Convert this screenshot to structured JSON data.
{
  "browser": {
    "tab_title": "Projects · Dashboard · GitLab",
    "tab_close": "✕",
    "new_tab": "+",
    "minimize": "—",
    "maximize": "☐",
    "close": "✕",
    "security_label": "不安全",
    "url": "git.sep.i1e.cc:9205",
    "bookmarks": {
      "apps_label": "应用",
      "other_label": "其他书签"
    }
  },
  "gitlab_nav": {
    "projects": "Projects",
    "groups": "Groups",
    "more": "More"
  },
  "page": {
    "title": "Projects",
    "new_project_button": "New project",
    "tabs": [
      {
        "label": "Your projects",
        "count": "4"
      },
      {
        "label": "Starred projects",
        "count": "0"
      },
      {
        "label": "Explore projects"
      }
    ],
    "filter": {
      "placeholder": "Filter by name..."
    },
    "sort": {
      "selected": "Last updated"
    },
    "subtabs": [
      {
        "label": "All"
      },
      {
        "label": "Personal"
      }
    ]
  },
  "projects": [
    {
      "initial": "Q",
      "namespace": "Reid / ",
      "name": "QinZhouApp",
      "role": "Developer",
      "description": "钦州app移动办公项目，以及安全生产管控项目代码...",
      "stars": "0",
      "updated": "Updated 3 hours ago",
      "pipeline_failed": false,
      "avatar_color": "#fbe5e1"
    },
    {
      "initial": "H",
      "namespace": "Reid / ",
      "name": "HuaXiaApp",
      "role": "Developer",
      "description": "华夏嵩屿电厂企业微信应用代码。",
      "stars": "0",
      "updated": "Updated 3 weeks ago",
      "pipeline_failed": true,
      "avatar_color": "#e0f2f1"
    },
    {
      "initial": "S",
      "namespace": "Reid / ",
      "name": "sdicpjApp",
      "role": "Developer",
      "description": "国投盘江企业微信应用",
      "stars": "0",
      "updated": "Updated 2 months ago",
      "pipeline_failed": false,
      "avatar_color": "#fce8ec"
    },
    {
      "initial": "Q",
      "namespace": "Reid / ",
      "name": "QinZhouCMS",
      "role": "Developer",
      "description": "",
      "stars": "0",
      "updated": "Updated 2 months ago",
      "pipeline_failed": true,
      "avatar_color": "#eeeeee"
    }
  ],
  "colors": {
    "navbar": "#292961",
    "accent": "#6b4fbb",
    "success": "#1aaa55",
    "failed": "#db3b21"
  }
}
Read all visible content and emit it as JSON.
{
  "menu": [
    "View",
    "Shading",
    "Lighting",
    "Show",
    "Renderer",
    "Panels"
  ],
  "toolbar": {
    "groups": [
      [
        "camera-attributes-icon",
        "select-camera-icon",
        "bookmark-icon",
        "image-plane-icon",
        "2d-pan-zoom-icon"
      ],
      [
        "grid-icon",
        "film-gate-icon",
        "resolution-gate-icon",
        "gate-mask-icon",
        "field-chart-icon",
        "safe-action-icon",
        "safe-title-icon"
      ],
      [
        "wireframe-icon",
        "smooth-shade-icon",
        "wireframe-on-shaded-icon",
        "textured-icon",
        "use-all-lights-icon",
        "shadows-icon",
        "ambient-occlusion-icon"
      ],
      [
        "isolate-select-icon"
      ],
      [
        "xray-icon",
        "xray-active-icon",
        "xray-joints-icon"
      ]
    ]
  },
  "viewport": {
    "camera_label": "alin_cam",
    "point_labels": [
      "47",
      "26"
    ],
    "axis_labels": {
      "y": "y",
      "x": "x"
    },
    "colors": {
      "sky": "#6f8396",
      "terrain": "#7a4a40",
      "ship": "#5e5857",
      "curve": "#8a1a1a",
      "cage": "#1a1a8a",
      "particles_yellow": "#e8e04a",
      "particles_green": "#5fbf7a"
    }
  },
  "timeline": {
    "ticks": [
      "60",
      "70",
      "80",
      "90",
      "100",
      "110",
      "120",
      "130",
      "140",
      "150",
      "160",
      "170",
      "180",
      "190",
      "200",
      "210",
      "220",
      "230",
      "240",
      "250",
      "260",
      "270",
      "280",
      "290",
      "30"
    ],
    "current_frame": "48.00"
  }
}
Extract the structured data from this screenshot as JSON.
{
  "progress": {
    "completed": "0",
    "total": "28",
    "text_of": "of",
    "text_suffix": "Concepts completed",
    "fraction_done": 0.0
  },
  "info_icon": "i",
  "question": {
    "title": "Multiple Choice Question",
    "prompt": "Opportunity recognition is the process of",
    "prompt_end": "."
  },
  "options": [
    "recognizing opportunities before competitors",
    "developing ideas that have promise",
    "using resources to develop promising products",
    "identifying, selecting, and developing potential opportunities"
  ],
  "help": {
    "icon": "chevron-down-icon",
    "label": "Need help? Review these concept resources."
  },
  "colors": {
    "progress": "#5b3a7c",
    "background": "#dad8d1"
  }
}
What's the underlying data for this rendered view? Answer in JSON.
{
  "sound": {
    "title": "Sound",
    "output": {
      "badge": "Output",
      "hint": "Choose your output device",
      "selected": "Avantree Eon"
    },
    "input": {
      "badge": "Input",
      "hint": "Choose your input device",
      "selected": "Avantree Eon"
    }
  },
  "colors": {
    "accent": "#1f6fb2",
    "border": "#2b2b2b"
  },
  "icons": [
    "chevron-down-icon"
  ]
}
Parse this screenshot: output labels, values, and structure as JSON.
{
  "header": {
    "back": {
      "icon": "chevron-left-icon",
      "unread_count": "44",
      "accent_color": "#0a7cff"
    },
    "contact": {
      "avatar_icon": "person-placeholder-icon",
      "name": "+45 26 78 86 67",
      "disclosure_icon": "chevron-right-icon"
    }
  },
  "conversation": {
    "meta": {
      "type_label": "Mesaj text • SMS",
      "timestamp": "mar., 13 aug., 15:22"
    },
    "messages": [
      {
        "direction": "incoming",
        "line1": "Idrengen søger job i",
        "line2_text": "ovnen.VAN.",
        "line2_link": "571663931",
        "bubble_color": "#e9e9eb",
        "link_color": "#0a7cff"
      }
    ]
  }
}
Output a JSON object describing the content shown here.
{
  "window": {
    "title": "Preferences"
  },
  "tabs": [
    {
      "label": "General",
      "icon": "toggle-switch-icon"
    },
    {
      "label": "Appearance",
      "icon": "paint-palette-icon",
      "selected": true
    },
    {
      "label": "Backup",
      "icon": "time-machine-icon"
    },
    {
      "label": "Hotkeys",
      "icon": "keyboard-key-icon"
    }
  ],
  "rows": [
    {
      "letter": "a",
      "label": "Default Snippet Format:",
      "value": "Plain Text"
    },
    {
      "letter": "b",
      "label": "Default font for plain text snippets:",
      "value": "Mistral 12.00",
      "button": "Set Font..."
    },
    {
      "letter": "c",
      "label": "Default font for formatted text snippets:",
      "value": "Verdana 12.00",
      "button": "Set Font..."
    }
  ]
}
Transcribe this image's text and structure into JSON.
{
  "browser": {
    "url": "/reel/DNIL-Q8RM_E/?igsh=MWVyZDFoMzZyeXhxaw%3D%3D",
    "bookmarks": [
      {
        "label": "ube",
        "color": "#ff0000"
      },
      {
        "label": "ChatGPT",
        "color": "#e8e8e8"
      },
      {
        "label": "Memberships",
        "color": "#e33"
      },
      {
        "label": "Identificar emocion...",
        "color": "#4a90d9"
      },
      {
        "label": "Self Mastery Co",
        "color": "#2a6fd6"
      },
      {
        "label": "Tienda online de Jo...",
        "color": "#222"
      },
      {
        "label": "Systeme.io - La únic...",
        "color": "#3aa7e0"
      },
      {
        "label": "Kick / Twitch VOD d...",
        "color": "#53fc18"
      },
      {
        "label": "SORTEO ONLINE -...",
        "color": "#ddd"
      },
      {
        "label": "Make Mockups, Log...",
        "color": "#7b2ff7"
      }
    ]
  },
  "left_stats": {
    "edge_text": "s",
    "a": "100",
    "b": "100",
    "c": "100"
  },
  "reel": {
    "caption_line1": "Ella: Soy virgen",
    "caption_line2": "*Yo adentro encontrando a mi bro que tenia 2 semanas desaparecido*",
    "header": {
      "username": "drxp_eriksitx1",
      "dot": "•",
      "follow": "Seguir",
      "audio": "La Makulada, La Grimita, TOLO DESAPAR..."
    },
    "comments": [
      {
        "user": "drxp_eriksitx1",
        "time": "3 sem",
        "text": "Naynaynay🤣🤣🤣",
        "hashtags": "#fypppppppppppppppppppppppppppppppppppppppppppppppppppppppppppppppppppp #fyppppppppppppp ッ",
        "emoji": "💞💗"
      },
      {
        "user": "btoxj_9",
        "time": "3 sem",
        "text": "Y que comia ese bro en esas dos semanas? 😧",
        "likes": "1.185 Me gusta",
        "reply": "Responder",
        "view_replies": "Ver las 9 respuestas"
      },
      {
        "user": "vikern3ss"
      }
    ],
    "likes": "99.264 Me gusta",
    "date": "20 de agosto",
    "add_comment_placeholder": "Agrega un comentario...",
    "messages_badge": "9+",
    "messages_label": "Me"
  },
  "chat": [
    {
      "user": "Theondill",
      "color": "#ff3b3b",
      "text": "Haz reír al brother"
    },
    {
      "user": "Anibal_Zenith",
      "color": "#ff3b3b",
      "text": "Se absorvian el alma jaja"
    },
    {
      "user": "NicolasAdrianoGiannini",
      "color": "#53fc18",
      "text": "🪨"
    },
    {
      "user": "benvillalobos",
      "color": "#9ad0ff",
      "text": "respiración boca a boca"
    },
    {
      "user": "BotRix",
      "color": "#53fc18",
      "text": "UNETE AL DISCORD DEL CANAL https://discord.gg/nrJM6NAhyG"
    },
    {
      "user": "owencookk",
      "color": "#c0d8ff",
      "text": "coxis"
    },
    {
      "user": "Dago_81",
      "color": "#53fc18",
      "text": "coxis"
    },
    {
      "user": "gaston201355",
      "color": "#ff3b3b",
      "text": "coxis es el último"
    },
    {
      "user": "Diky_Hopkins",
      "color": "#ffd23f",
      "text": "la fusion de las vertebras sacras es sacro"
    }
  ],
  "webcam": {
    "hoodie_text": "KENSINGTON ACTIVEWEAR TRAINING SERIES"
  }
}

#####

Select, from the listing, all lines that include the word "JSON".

Convert this screenshot to structured JSON data.
Read all visible content and emit it as JSON.
Extract the structured data from this screenshot as JSON.
What's the underlying data for this rendered view? Answer in JSON.
Parse this screenshot: output labels, values, and structure as JSON.
Output a JSON object describing the content shown here.
Transcribe this image's text and structure into JSON.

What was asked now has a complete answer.